    I always anticipate the late spring college football publications and have taken special pride in Cal’s lofty projections over the past several years. I am looking ahead to the spring and predicting in order where Cal will reside in the projections for the 2010 season:

    1) USC – SC still has the best talent, and that frosh qb will grow up next year.
    2) Oregon – would reverse the order, except I don’t seen Oregon winning at SC next year
    3) Washington – Look out for Locker
    4) Arizona – Not much dropoff for Foles and Co.
    5) Stanford – Luck will be great again, but he won’t have Toby
    6) Oregon State – The best qb in the Pac 10 returns with the Rodgers brothers. Defense is the question.
    7) Cal – Returns most of the offense, but how good is that with Riley coming back?
    8) UCLA – would reverse this order, except I don’t see UCLA beating the Bears in a home game.
    9) Arizona State – good defense, but this will be Erickson’s last year.
    10 WSU – Simply improving is not good enough yet.

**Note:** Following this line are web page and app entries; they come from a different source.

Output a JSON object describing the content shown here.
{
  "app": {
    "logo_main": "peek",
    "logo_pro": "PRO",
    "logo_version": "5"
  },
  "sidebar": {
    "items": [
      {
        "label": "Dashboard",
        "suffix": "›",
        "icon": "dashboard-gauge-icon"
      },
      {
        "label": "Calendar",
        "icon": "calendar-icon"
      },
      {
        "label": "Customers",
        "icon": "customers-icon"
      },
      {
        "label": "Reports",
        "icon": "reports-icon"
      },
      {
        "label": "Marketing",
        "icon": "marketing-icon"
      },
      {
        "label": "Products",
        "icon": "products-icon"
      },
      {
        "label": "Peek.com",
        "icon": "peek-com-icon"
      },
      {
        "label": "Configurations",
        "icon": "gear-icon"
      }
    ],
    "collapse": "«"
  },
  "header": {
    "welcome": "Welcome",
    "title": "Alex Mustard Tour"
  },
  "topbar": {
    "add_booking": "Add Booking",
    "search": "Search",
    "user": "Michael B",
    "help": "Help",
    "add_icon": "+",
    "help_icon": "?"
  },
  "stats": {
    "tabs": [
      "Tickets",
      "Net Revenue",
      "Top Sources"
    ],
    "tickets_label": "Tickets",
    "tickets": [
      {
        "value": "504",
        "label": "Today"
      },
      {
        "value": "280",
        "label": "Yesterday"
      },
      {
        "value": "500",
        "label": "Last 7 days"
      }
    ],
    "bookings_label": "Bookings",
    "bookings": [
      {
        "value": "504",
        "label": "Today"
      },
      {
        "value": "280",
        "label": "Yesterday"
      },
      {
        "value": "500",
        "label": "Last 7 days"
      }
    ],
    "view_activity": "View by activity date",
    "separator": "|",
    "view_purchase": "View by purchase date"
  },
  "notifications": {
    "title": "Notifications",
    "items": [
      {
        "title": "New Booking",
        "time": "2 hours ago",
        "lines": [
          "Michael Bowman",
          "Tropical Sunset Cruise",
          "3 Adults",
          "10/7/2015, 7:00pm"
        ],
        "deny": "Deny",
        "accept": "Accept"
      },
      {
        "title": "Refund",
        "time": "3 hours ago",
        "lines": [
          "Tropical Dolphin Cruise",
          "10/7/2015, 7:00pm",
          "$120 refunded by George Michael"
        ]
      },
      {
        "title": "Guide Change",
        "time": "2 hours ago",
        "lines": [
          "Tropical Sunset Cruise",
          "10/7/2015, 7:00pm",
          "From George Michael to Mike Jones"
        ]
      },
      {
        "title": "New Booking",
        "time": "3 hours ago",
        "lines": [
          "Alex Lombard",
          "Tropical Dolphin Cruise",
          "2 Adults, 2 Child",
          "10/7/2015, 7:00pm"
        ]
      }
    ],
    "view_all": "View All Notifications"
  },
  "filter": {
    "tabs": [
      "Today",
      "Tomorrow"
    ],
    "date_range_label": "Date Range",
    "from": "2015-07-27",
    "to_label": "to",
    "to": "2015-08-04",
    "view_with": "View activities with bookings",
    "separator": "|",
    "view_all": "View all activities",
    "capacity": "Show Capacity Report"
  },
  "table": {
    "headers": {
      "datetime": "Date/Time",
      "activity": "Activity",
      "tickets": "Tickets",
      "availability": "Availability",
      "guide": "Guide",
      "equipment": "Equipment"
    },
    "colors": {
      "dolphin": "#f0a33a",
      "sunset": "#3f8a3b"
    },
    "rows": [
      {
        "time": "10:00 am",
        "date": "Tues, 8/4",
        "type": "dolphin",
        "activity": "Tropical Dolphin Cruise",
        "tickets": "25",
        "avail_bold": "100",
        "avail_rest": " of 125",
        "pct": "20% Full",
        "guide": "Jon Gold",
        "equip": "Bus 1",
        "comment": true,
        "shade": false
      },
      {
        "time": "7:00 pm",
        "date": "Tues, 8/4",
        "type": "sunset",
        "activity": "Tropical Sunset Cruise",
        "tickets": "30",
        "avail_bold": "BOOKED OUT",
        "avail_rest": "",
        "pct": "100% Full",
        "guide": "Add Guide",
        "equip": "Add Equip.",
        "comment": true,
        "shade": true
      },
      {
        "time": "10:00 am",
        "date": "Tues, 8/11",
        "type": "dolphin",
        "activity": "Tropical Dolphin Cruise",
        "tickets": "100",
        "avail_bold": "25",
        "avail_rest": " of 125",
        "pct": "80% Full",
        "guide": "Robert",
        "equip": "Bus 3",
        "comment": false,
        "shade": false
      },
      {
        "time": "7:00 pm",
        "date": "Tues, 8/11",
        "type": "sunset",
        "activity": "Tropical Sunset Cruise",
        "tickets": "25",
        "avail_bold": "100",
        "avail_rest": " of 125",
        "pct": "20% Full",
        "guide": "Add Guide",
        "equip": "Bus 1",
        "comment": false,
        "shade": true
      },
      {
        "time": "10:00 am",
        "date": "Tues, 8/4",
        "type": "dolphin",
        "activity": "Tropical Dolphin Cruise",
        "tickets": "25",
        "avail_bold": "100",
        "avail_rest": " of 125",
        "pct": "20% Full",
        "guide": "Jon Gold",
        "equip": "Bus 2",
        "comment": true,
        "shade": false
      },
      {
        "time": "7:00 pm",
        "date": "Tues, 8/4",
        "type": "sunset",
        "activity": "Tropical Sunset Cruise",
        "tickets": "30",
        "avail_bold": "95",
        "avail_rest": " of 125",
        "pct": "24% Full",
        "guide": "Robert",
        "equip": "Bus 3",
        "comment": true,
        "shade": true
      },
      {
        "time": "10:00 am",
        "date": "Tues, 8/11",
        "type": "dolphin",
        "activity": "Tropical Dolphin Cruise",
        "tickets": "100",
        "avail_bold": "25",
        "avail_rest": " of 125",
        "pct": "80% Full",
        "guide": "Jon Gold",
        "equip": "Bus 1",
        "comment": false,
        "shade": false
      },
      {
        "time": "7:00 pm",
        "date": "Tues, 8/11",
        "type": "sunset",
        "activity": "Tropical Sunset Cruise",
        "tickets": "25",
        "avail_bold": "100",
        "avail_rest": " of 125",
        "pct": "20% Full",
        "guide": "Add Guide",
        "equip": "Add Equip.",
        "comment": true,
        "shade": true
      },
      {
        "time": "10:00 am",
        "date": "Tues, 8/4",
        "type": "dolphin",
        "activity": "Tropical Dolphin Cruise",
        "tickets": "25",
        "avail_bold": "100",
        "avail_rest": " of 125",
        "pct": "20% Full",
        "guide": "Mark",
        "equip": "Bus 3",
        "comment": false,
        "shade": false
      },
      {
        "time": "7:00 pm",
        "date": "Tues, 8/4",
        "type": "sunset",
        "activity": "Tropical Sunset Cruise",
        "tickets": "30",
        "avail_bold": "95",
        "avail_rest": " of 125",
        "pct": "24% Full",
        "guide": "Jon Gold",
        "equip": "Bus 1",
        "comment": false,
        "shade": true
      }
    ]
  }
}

    There are some wildcards that could move Cal up in my projected order. They are: a) Riley makes the same improvement in his senior year that Boller made, b) Cal finds someone who can put a kickoff into the endzone at least half of the time, c) Michael Calvin makes a comeback to become a threat at WR along with Marvin Jones; d) Matt Summers-Gavin remains healthy all season and a guy off the radar screen beats out Cheadle, e) Darian Hagan re-commits himself during the off-season and finally lives up to his projections at the corner, f) Chris Martin lives up to the hype and becomes a true freshman force at the hybrid D-end/linebacker position in the same manner as Burfect at Arizona State.

    Projected Record – 7-5, 4-5 in the Pac 10.

  • GoldenBear 77

    Rollonubears,

    I think you can win a game that way (no-huddle, running Riley out of the pocket), but it is a 13 game season. You need something more consistent than that. You are looking for consistency, not flashes of brilliance (after all, that is what we had this season, and we finished 8-5).

  • MoreNCsarecoming

    Steve W – Canfield from OSU will graduate and not return.

  • Jonathan Okanes

    Robert, the secondary is just one of many things to be looked at. And when I referenced culture, I was speaking more about the way the Bears do business — practice habits, routines, etc. — not as much personnel or schemes.

  • Lady Bear

    I believe coaching is the primary problem and that errors by individual players are secondary. Goldenbear77, your example about Riley’s woes comes back to coaching – if Riley is playing poorly, why don’t the coaches bench him and try Sweeney or Mansion?